### [EXERCISE DETAILS]
Set the data below down again, exactly, with every picture left out.

Stored entries:
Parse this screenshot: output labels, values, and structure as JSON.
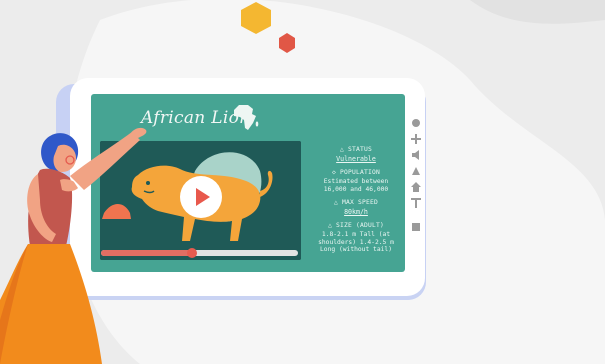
{
  "lesson": {
    "title": "African Lion"
  },
  "video": {
    "progress_fraction": 0.46
  },
  "facts": [
    {
      "heading": "△ STATUS",
      "value": "Vulnerable"
    },
    {
      "heading": "◇ POPULATION",
      "value": "Estimated between 16,000 and 46,000"
    },
    {
      "heading": "△ MAX SPEED",
      "value": "80km/h"
    },
    {
      "heading": "△ SIZE (ADULT)",
      "value": "1.8-2.1 m Tall (at shoulders) 1.4-2.5 m Long (without tail)"
    }
  ],
  "icons": {
    "africa": "africa-map-icon",
    "play": "play-icon",
    "tools": [
      "dot-icon",
      "plus-icon",
      "speaker-icon",
      "triangle-icon",
      "home-icon",
      "text-icon",
      "square-icon"
    ]
  },
  "colors": {
    "board": "#46a493",
    "video_bg": "#1f5a57",
    "accent_red": "#e16e63",
    "lion": "#f4a53a"
  }
}
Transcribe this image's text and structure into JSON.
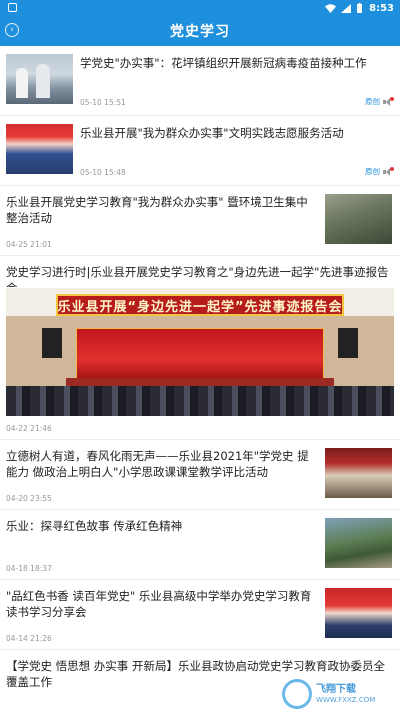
{
  "status_bar": {
    "time": "8:53"
  },
  "header": {
    "title": "党史学习",
    "back_icon": "back-arrow-icon"
  },
  "items": [
    {
      "title": "学党史\"办实事\"：花坪镇组织开展新冠病毒疫苗接种工作",
      "time": "05-10 15:51",
      "tool_label": "原创"
    },
    {
      "title": "乐业县开展\"我为群众办实事\"文明实践志愿服务活动",
      "time": "05-10 15:48",
      "tool_label": "原创"
    },
    {
      "title": "乐业县开展党史学习教育\"我为群众办实事\" 暨环境卫生集中整治活动",
      "time": "04-25 21:01"
    },
    {
      "title": "党史学习进行时|乐业县开展党史学习教育之\"身边先进一起学\"先进事迹报告会",
      "time": "04-22 21:46",
      "banner_sign": "乐业县开展“身边先进一起学”先进事迹报告会"
    },
    {
      "title": "立德树人有道，春风化雨无声——乐业县2021年\"学党史 提能力 做政治上明白人\"小学思政课课堂教学评比活动",
      "time": "04-20 23:55"
    },
    {
      "title": "乐业：探寻红色故事 传承红色精神",
      "time": "04-18 18:37"
    },
    {
      "title": "\"品红色书香 读百年党史\" 乐业县高级中学举办党史学习教育读书学习分享会",
      "time": "04-14 21:26"
    },
    {
      "title": "【学党史 悟思想 办实事 开新局】乐业县政协启动党史学习教育政协委员全覆盖工作"
    }
  ],
  "watermark": {
    "text": "飞翔下载",
    "sub": "WWW.FXXZ.COM"
  }
}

### [RESPONSE TO THE EXERCISE]
Parse this screenshot: output labels, values, and structure as JSON.
{
  "lesson": {
    "title": "African Lion"
  },
  "video": {
    "progress_fraction": 0.46
  },
  "facts": [
    {
      "heading": "△ STATUS",
      "value": "Vulnerable"
    },
    {
      "heading": "◇ POPULATION",
      "value": "Estimated between 16,000 and 46,000"
    },
    {
      "heading": "△ MAX SPEED",
      "value": "80km/h"
    },
    {
      "heading": "△ SIZE (ADULT)",
      "value": "1.8-2.1 m Tall (at shoulders) 1.4-2.5 m Long (without tail)"
    }
  ],
  "icons": {
    "africa": "africa-map-icon",
    "play": "play-icon",
    "tools": [
      "dot-icon",
      "plus-icon",
      "speaker-icon",
      "triangle-icon",
      "home-icon",
      "text-icon",
      "square-icon"
    ]
  },
  "colors": {
    "board": "#46a493",
    "video_bg": "#1f5a57",
    "accent_red": "#e16e63",
    "lion": "#f4a53a"
  }
}
Transcribe this image's text and structure into JSON.
{
  "status_bar": {
    "time": "8:53"
  },
  "header": {
    "title": "党史学习",
    "back_icon": "back-arrow-icon"
  },
  "items": [
    {
      "title": "学党史\"办实事\"：花坪镇组织开展新冠病毒疫苗接种工作",
      "time": "05-10 15:51",
      "tool_label": "原创"
    },
    {
      "title": "乐业县开展\"我为群众办实事\"文明实践志愿服务活动",
      "time": "05-10 15:48",
      "tool_label": "原创"
    },
    {
      "title": "乐业县开展党史学习教育\"我为群众办实事\" 暨环境卫生集中整治活动",
      "time": "04-25 21:01"
    },
    {
      "title": "党史学习进行时|乐业县开展党史学习教育之\"身边先进一起学\"先进事迹报告会",
      "time": "04-22 21:46",
      "banner_sign": "乐业县开展“身边先进一起学”先进事迹报告会"
    },
    {
      "title": "立德树人有道，春风化雨无声——乐业县2021年\"学党史 提能力 做政治上明白人\"小学思政课课堂教学评比活动",
      "time": "04-20 23:55"
    },
    {
      "title": "乐业：探寻红色故事 传承红色精神",
      "time": "04-18 18:37"
    },
    {
      "title": "\"品红色书香 读百年党史\" 乐业县高级中学举办党史学习教育读书学习分享会",
      "time": "04-14 21:26"
    },
    {
      "title": "【学党史 悟思想 办实事 开新局】乐业县政协启动党史学习教育政协委员全覆盖工作"
    }
  ],
  "watermark": {
    "text": "飞翔下载",
    "sub": "WWW.FXXZ.COM"
  }
}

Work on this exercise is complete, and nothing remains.